    UAB is known for medical and health-related studies, and the philosophy department has a tradition in teaching bioethics, and publishing important ethics textbooks. For philosophy majors, the department is able to offer all core areas of philosophy as well as introducing many of the latest topics of philosophical research. I am bringing to UAB new courses in the ethics of war, virtue ethics, and philosophy of action. I will draw on a long professional career and my global experience as I teach classes on these and other subjects in philosophy. I hope students will join me in finding philosophy to be exciting and life-changing.
  • Selected Publications

    Academic Article

    Year Title Altmetric
    2015 The concept of human dignity in the ethics of genetic researchBioethics.  29:274-282. 2015
    2012 JUST WAR, NONCOMBATANT IMMUNITY, AND THE CONCEPT OF SUPREME EMERGENCYJournal of Military Ethics.  11:273-286. 2012
    2012 Editor's IntroductionPhilosophy in the Contemporary World.  19:1-3. 2012
    2012 Is Choice Good or Bad for Justice in Health Care?APA newsletters.  11:21-25. 2012
    2010 Reasoning without comparingAmerican Philosophical Quarterly.  47:149-160. 2010
    2007 Wrongful Life, Wrongful Disability, and the Argument against CloningPhilosophy Research Archives.  32:257-272. 2007
    2006 How War Affects PeoplePhilosophy in the Contemporary World.  13:1-5. 2006
    2005 Active Voluntary Euthanasia and the Problem of Intending DeathPhilosophy Research Archives.  30:379-389. 2005
    2004 Are there extrinsic desires?Noûs.  38:326-350. 2004
    2000 Intention and responsibility in double effect cases.Ethical Theory and Moral Practice.  3:405-434. 2000
    2000 The doctor-patient relationship: A survey of attitudes and practices of doctors in SingaporeBioethics.  14:58-76. 2000
    1999 A not-so-simple view of intentional actionPacific Philosophical Quarterly.  80:1-16. 1999

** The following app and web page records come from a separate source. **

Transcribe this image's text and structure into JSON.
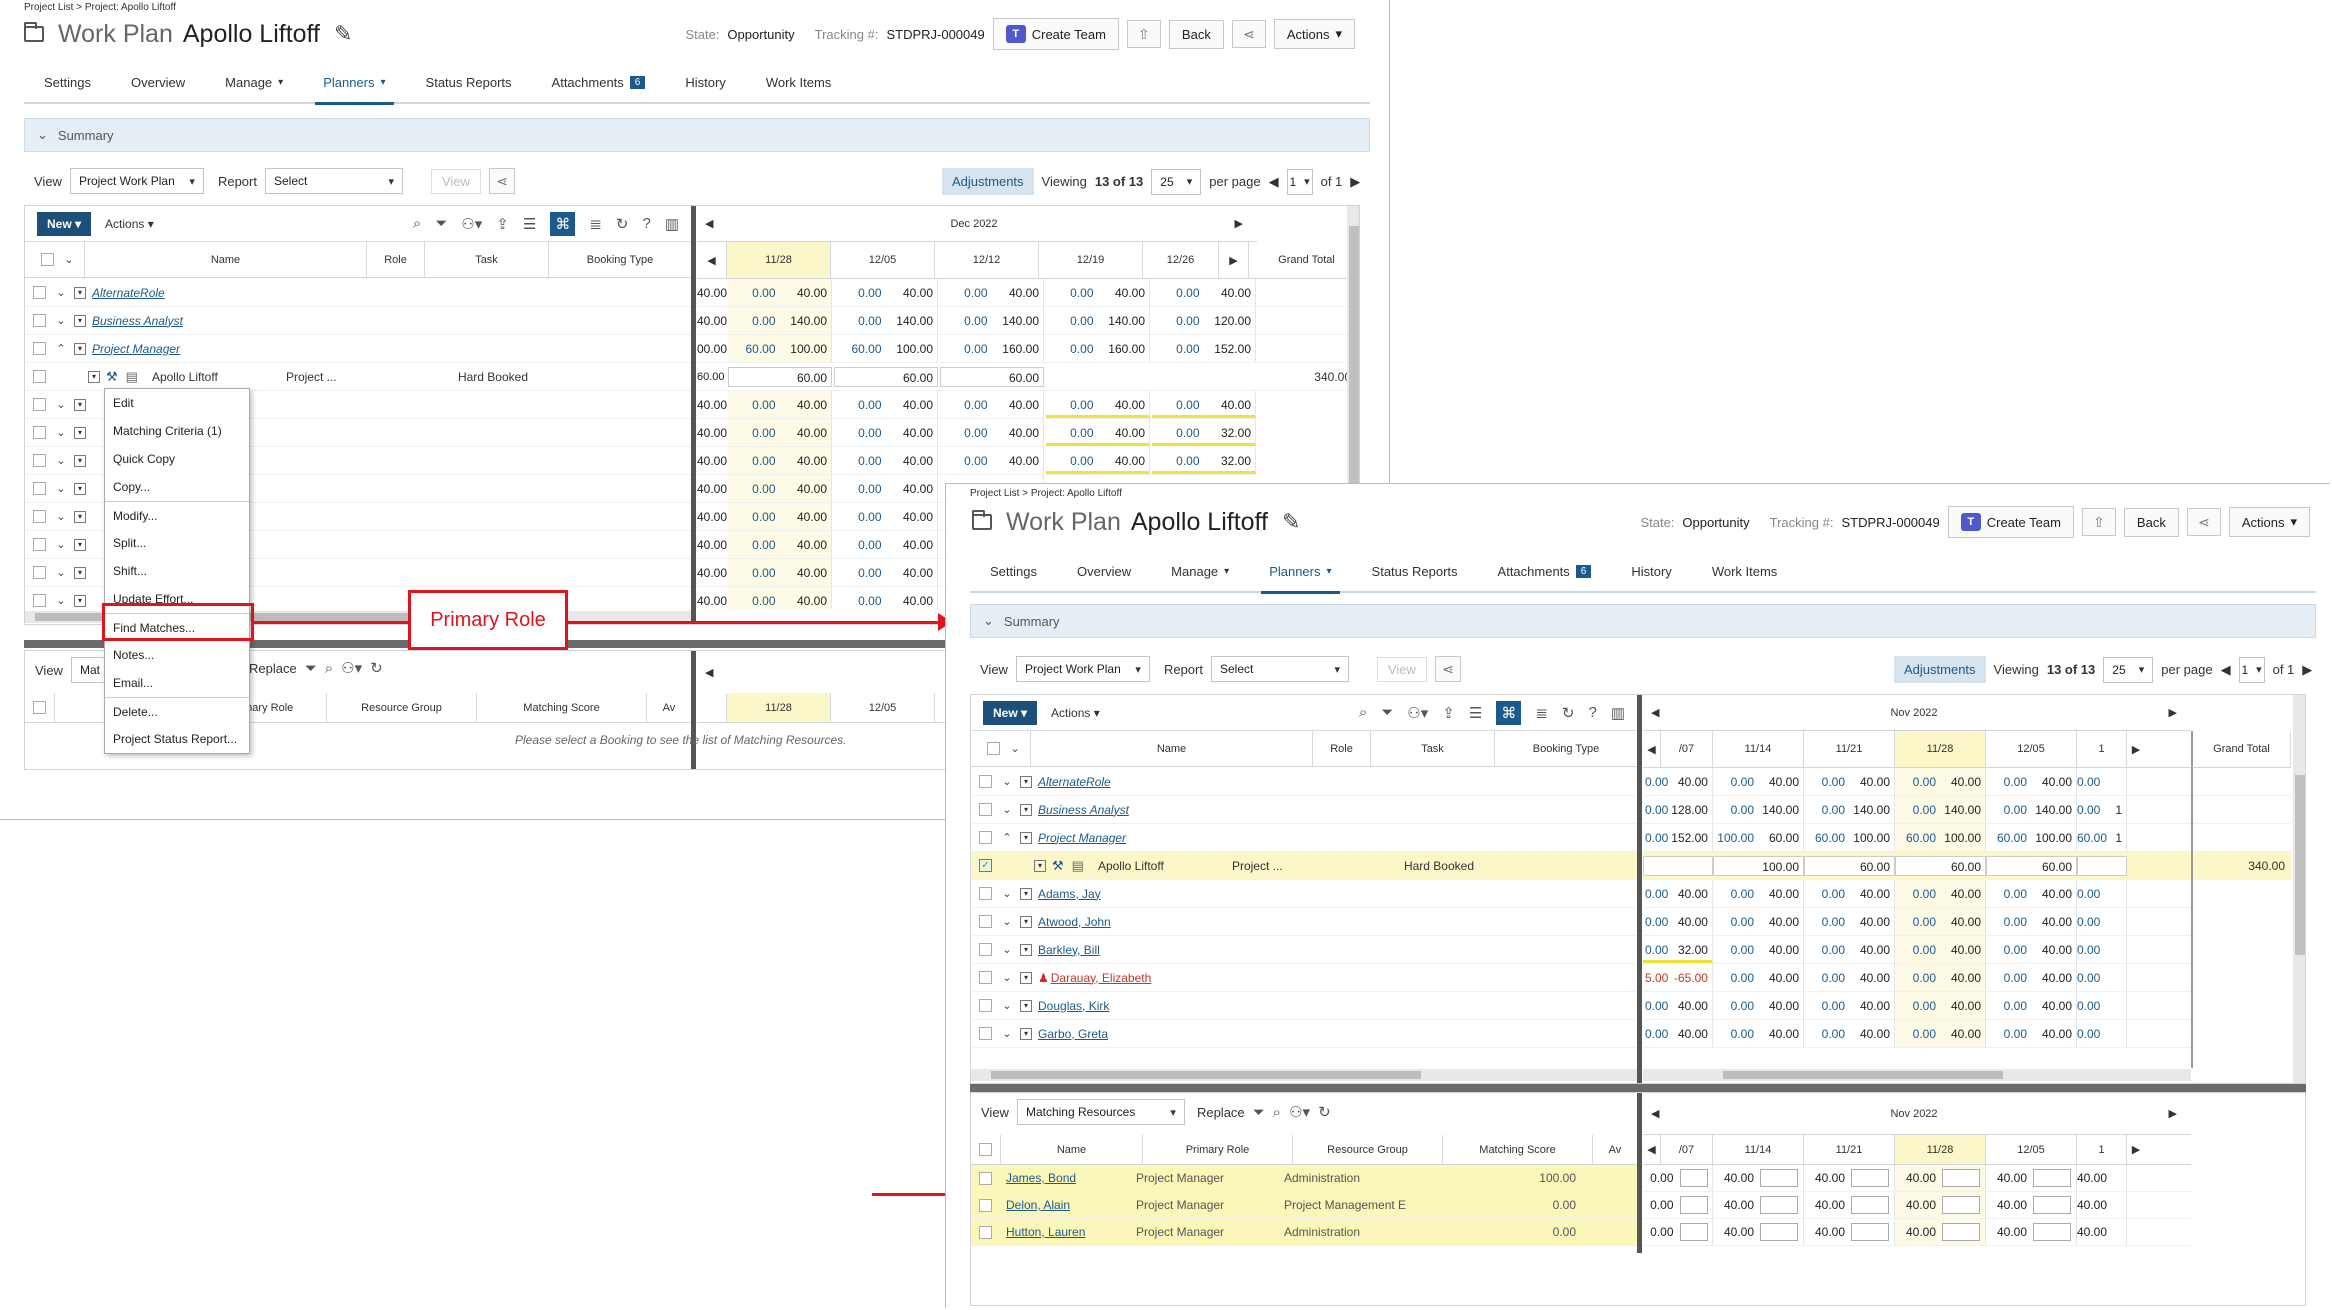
{
  "common": {
    "breadcrumb": "Project List > Project: Apollo Liftoff",
    "work_plan_label": "Work Plan",
    "project_name": "Apollo Liftoff",
    "state_label": "State:",
    "state_value": "Opportunity",
    "tracking_label": "Tracking #:",
    "tracking_value": "STDPRJ-000049",
    "create_team": "Create Team",
    "back": "Back",
    "actions": "Actions",
    "tabs": [
      "Settings",
      "Overview",
      "Manage",
      "Planners",
      "Status Reports",
      "Attachments",
      "History",
      "Work Items"
    ],
    "attachments_count": "6",
    "summary": "Summary",
    "view_label": "View",
    "view_value": "Project Work Plan",
    "report_label": "Report",
    "report_value": "Select",
    "view_btn": "View",
    "adjustments": "Adjustments",
    "viewing": "Viewing",
    "viewing_n": "13 of 13",
    "per_page_value": "25",
    "per_page": "per page",
    "page_value": "1",
    "of_pages": "of 1",
    "new": "New",
    "grid_actions": "Actions",
    "col_name": "Name",
    "col_role": "Role",
    "col_task": "Task",
    "col_booking_type": "Booking Type",
    "grand_total": "Grand Total",
    "booking_name": "Apollo Liftoff",
    "booking_role": "Project ...",
    "booking_type": "Hard Booked",
    "booking_total": "340.00",
    "bottom_view_value": "Matching Resources",
    "replace": "Replace",
    "col_primary_role": "Primary Role",
    "col_resource_group": "Resource Group",
    "col_matching_score": "Matching Score",
    "col_av": "Av",
    "empty_msg": "Please select a Booking to see the list of Matching Resources."
  },
  "back_panel": {
    "month": "Dec 2022",
    "weeks": [
      "11/28",
      "12/05",
      "12/12",
      "12/19",
      "12/26"
    ],
    "role_rows": [
      {
        "name": "AlternateRole",
        "lead": "40.00",
        "pairs": [
          [
            "0.00",
            "40.00"
          ],
          [
            "0.00",
            "40.00"
          ],
          [
            "0.00",
            "40.00"
          ],
          [
            "0.00",
            "40.00"
          ],
          [
            "0.00",
            "40.00"
          ]
        ]
      },
      {
        "name": "Business Analyst",
        "lead": "40.00",
        "pairs": [
          [
            "0.00",
            "140.00"
          ],
          [
            "0.00",
            "140.00"
          ],
          [
            "0.00",
            "140.00"
          ],
          [
            "0.00",
            "140.00"
          ],
          [
            "0.00",
            "120.00"
          ]
        ]
      },
      {
        "name": "Project Manager",
        "lead": "00.00",
        "pairs": [
          [
            "60.00",
            "100.00"
          ],
          [
            "60.00",
            "100.00"
          ],
          [
            "0.00",
            "160.00"
          ],
          [
            "0.00",
            "160.00"
          ],
          [
            "0.00",
            "152.00"
          ]
        ]
      }
    ],
    "booking_vals": [
      "60.00",
      "60.00",
      "60.00",
      "60.00"
    ],
    "res_rows": [
      {
        "lead": "40.00",
        "pairs": [
          [
            "0.00",
            "40.00"
          ],
          [
            "0.00",
            "40.00"
          ],
          [
            "0.00",
            "40.00"
          ],
          [
            "0.00",
            "40.00"
          ],
          [
            "0.00",
            "40.00"
          ]
        ]
      },
      {
        "lead": "40.00",
        "pairs": [
          [
            "0.00",
            "40.00"
          ],
          [
            "0.00",
            "40.00"
          ],
          [
            "0.00",
            "40.00"
          ],
          [
            "0.00",
            "40.00"
          ],
          [
            "0.00",
            "32.00"
          ]
        ]
      },
      {
        "lead": "40.00",
        "pairs": [
          [
            "0.00",
            "40.00"
          ],
          [
            "0.00",
            "40.00"
          ],
          [
            "0.00",
            "40.00"
          ],
          [
            "0.00",
            "40.00"
          ],
          [
            "0.00",
            "32.00"
          ]
        ]
      },
      {
        "lead": "40.00",
        "pairs": [
          [
            "0.00",
            "40.00"
          ],
          [
            "0.00",
            "40.00"
          ],
          [
            "0.00",
            "40.00"
          ]
        ]
      },
      {
        "lead": "40.00",
        "pairs": [
          [
            "0.00",
            "40.00"
          ],
          [
            "0.00",
            "40.00"
          ],
          [
            "0.00",
            "40.00"
          ]
        ]
      },
      {
        "lead": "40.00",
        "pairs": [
          [
            "0.00",
            "40.00"
          ],
          [
            "0.00",
            "40.00"
          ],
          [
            "0.00",
            "40.00"
          ]
        ]
      },
      {
        "lead": "40.00",
        "pairs": [
          [
            "0.00",
            "40.00"
          ],
          [
            "0.00",
            "40.00"
          ],
          [
            "0.00",
            "40.00"
          ]
        ]
      },
      {
        "lead": "40.00",
        "pairs": [
          [
            "0.00",
            "40.00"
          ],
          [
            "0.00",
            "40.00"
          ],
          [
            "0.00",
            "40.00"
          ]
        ]
      }
    ],
    "context_menu": [
      "Edit",
      "Matching Criteria (1)",
      "Quick Copy",
      "Copy...",
      "Modify...",
      "Split...",
      "Shift...",
      "Update Effort...",
      "Find Matches...",
      "Notes...",
      "Email...",
      "Delete...",
      "Project Status Report..."
    ],
    "bottom_view_value": "Mat",
    "bottom_weeks": [
      "11/28",
      "12/05"
    ]
  },
  "callout": "Primary Role",
  "front_panel": {
    "month": "Nov 2022",
    "weeks": [
      "/07",
      "11/14",
      "11/21",
      "11/28",
      "12/05",
      "1"
    ],
    "role_rows": [
      {
        "name": "AlternateRole",
        "pairs": [
          [
            "0.00",
            "40.00"
          ],
          [
            "0.00",
            "40.00"
          ],
          [
            "0.00",
            "40.00"
          ],
          [
            "0.00",
            "40.00"
          ],
          [
            "0.00",
            "40.00"
          ],
          [
            "0.00",
            ""
          ]
        ]
      },
      {
        "name": "Business Analyst",
        "pairs": [
          [
            "0.00",
            "128.00"
          ],
          [
            "0.00",
            "140.00"
          ],
          [
            "0.00",
            "140.00"
          ],
          [
            "0.00",
            "140.00"
          ],
          [
            "0.00",
            "140.00"
          ],
          [
            "0.00",
            "1"
          ]
        ]
      },
      {
        "name": "Project Manager",
        "pairs": [
          [
            "0.00",
            "152.00"
          ],
          [
            "100.00",
            "60.00"
          ],
          [
            "60.00",
            "100.00"
          ],
          [
            "60.00",
            "100.00"
          ],
          [
            "60.00",
            "100.00"
          ],
          [
            "60.00",
            "1"
          ]
        ]
      }
    ],
    "booking_vals": [
      "",
      "100.00",
      "60.00",
      "60.00",
      "60.00",
      ""
    ],
    "resources": [
      {
        "name": "Adams, Jay",
        "red": false,
        "pairs": [
          [
            "0.00",
            "40.00"
          ],
          [
            "0.00",
            "40.00"
          ],
          [
            "0.00",
            "40.00"
          ],
          [
            "0.00",
            "40.00"
          ],
          [
            "0.00",
            "40.00"
          ],
          [
            "0.00",
            ""
          ]
        ]
      },
      {
        "name": "Atwood, John",
        "red": false,
        "pairs": [
          [
            "0.00",
            "40.00"
          ],
          [
            "0.00",
            "40.00"
          ],
          [
            "0.00",
            "40.00"
          ],
          [
            "0.00",
            "40.00"
          ],
          [
            "0.00",
            "40.00"
          ],
          [
            "0.00",
            ""
          ]
        ]
      },
      {
        "name": "Barkley, Bill",
        "red": false,
        "pairs": [
          [
            "0.00",
            "32.00"
          ],
          [
            "0.00",
            "40.00"
          ],
          [
            "0.00",
            "40.00"
          ],
          [
            "0.00",
            "40.00"
          ],
          [
            "0.00",
            "40.00"
          ],
          [
            "0.00",
            ""
          ]
        ]
      },
      {
        "name": "Darauay, Elizabeth",
        "red": true,
        "pairs": [
          [
            "5.00",
            "-65.00"
          ],
          [
            "0.00",
            "40.00"
          ],
          [
            "0.00",
            "40.00"
          ],
          [
            "0.00",
            "40.00"
          ],
          [
            "0.00",
            "40.00"
          ],
          [
            "0.00",
            ""
          ]
        ]
      },
      {
        "name": "Douglas, Kirk",
        "red": false,
        "pairs": [
          [
            "0.00",
            "40.00"
          ],
          [
            "0.00",
            "40.00"
          ],
          [
            "0.00",
            "40.00"
          ],
          [
            "0.00",
            "40.00"
          ],
          [
            "0.00",
            "40.00"
          ],
          [
            "0.00",
            ""
          ]
        ]
      },
      {
        "name": "Garbo, Greta",
        "red": false,
        "pairs": [
          [
            "0.00",
            "40.00"
          ],
          [
            "0.00",
            "40.00"
          ],
          [
            "0.00",
            "40.00"
          ],
          [
            "0.00",
            "40.00"
          ],
          [
            "0.00",
            "40.00"
          ],
          [
            "0.00",
            ""
          ]
        ]
      }
    ],
    "matches": [
      {
        "name": "James, Bond",
        "role": "Project Manager",
        "group": "Administration",
        "score": "100.00",
        "vals": [
          "0.00",
          "40.00",
          "40.00",
          "40.00",
          "40.00",
          "40.00"
        ]
      },
      {
        "name": "Delon, Alain",
        "role": "Project Manager",
        "group": "Project Management E",
        "score": "0.00",
        "vals": [
          "0.00",
          "40.00",
          "40.00",
          "40.00",
          "40.00",
          "40.00"
        ]
      },
      {
        "name": "Hutton, Lauren",
        "role": "Project Manager",
        "group": "Administration",
        "score": "0.00",
        "vals": [
          "0.00",
          "40.00",
          "40.00",
          "40.00",
          "40.00",
          "40.00"
        ]
      }
    ]
  }
}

    Book

    Year Title Altmetric
    2016 Action Reconceptualized Human Agency and Its Sources 2016
    2012 Beyond Just War A Virtue Ethics Approach 2012
    2008 Moral Psychology Today Essays on Values, Rational Choice, and the Will 2008

    Chapter

    Year Title Altmetric
    2018 The Use of Lethal Drones in the War on Terror 2018
    2018 Virtue ethics and nonviolence.  168-178. 2018
    2012 The Ethics of War and Law Enforcement in Defending Against Terrorism.  101-114. 2012
    2010 A reappraisal of the doctrine of doing and allowing.  25-45. 2010
    2008 After Anscombe.  141-154. 2008
    2004 Autonomy, Humane Medicine, and Research Ethics: An East Asian Perspective 2004

    Research Overview

  • I am a moral philosopher doing research on a number of inter-connected questions. The work that I do in normative ethics is to formulate and defend a version of virtue ethics, and to apply the theory to issues in the ethics of war and in medical ethics. In recent times, virtue ethics has enjoyed a resurgence of interest outside of ancient philosophy circles as a rival to utilitarianism and deontological ethics. But there is no consensus among virtue ethicists on a version that can overcome challenges to Aristotle’s account. I have been using my background in the philosophy of action to develop the conceptual foundation in moral psychology for virtue ethics, and I am now working on a neo-Aristotelian virtue ethics that is different from other versions. This project involves examination of what the human good is and how practical wisdom is exercised by virtuous agents in a way that does not depend on the application of rules or the comparison of alternatives in terms of a single value. A central question in virtue ethics that I am interested in concerns what the relation is between human good and happiness.

    Keywords - Ethical Theory, Ethics of War, Medical Ethics, Moral Psychology (particularly, Philosophy of Action, Practical Reasoning)
  • Education And Training

  • Doctor of Philosophy, Stanford University 1993
  • Full Name

  • David Chan